Last month the You magazine posted an article entitled ‘when the Will won’t go your way’. The article picks up on a number of issues created by the more modern and complex family structures that we see in the 21st century. Due to the changing morals of the time and the fact that it is now socially more acceptable in today’s society for people to have not only one, but two, or even more families from respective marriages there has been a rise in inheritance disputes. You magazine quotes a London lawyer who has seen such disputes have risen from about 1 in 100 Wills to about 10 in 100 Wills. More parents favouring one child over another; multiple marriages and the rise in property prices has all contributed to this huge increase in inheritance disputes.
The starting point, however, is that if a Will is valid the provision of the Will stands regardless of how unfair its’ clauses may seem to the respective beneficiaries or those that have been disinherited. A person may distribute their estate to whomever they wish. Which is, arguably, rightly so. If the law were to limit how one distributed their own assets on death the restriction on choice would not sit easily with the concept of autonomy. There is no obligation on an individual to provide inheritance to anybody, although when an individual comes to write their Will they must have an awareness as to the potential individuals who could come to benefit under their Will. This was laid down in Banks v Goodfellow and forms one of the limbs of the test for mental capacity for making a valid Will.
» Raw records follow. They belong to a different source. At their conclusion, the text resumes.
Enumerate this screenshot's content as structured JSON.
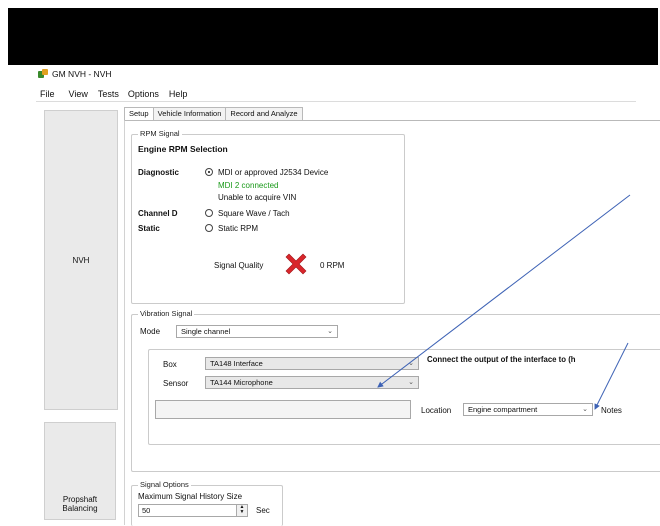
{
  "window": {
    "title": "GM NVH - NVH"
  },
  "menu": [
    "File",
    "View",
    "Tests",
    "Options",
    "Help"
  ],
  "sidebar": {
    "nvh_label": "NVH",
    "propshaft_label": "Propshaft Balancing"
  },
  "tabs": [
    {
      "label": "Setup",
      "active": true
    },
    {
      "label": "Vehicle Information",
      "active": false
    },
    {
      "label": "Record and Analyze",
      "active": false
    }
  ],
  "rpm_signal": {
    "group_title": "RPM Signal",
    "heading": "Engine RPM Selection",
    "diagnostic_label": "Diagnostic",
    "diagnostic_option": "MDI or approved J2534 Device",
    "mdi_status": "MDI 2 connected",
    "vin_status": "Unable to acquire VIN",
    "channel_label": "Channel D",
    "channel_option": "Square Wave / Tach",
    "static_label": "Static",
    "static_option": "Static RPM",
    "signal_quality_label": "Signal Quality",
    "rpm_value": "0 RPM",
    "selected": "diagnostic"
  },
  "vibration": {
    "group_title": "Vibration Signal",
    "mode_label": "Mode",
    "mode_value": "Single channel",
    "box_label": "Box",
    "box_value": "TA148 Interface",
    "sensor_label": "Sensor",
    "sensor_value": "TA144 Microphone",
    "instruction": "Connect the output of the interface to (h",
    "location_label": "Location",
    "location_value": "Engine compartment",
    "notes_label": "Notes"
  },
  "signal_options": {
    "group_title": "Signal Options",
    "history_label": "Maximum Signal History Size",
    "history_value": "50",
    "unit": "Sec"
  },
  "colors": {
    "annotation_arrow": "#3d62b5",
    "error_x": "#d9262b",
    "status_green": "#1a9a1a"
  }
}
It is merely an obligation to consider and is therefore a low threshold.
If those wishes are to disinherit a family member or, for example, leave all of their money to the cat’s home, as long as the individual had the requisite capacity, such a wish should be valid. It is useful to record in the Will or (more discretely bearing in mind the Will becomes a matter of public record when a grant of probate is issued) a signed and dated record stating why a particular individual or individuals have been omitted.
However, for those that feel they have been unjustly over looked then there are two possible options available. Firstly, to challenge the Will. However, there are only limited grounds for doing so and only worth considering if they are a beneficiary under an earlier Will or in the absence of an earlier Will under the rules of intestacy. Secondly, to bring an Inheritance (Provision for Family and Dependants) Act Claim against the estate of the deceased. Again, only certain categories of individuals are entitled to bring a claim.
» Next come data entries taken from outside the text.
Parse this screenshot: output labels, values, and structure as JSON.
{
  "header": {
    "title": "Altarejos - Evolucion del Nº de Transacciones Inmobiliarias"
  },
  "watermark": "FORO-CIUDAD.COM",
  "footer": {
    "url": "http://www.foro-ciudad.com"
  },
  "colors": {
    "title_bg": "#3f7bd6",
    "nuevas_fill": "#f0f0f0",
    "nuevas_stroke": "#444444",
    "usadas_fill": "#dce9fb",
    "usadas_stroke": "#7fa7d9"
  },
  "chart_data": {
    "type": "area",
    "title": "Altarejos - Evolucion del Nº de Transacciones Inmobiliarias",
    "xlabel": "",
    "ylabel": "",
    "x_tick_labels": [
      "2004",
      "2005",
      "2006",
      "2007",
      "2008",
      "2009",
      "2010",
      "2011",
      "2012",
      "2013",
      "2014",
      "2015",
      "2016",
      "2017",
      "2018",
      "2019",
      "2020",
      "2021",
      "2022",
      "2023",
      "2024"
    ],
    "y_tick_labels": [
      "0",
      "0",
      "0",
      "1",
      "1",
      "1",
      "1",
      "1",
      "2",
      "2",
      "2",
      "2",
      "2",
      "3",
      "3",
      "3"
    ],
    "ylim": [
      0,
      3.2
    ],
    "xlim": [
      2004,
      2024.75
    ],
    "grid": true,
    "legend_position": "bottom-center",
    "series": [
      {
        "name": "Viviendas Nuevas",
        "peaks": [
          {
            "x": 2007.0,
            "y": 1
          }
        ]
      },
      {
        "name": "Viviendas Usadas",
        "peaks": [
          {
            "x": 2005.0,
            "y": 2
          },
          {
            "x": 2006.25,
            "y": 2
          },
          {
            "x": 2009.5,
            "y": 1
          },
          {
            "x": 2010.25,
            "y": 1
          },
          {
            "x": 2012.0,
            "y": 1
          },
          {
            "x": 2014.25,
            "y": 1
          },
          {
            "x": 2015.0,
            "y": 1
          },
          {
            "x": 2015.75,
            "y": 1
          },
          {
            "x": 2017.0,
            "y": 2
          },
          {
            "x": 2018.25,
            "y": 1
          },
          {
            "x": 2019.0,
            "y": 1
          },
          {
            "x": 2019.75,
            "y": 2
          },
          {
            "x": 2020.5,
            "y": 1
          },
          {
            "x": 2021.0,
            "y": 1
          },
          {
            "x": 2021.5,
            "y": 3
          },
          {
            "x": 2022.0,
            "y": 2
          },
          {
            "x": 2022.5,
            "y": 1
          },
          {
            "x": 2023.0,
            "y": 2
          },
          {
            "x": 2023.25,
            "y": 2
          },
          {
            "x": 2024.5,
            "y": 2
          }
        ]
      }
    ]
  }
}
As the You Magazine suggests this may cause years of turmoil and further disputes and it is important that professional advice is sought.
Tollers’ has a dedicated team to deal with any of your contentious probate issues. If you do require assistance then please Talk to Tollers on 01536 276727.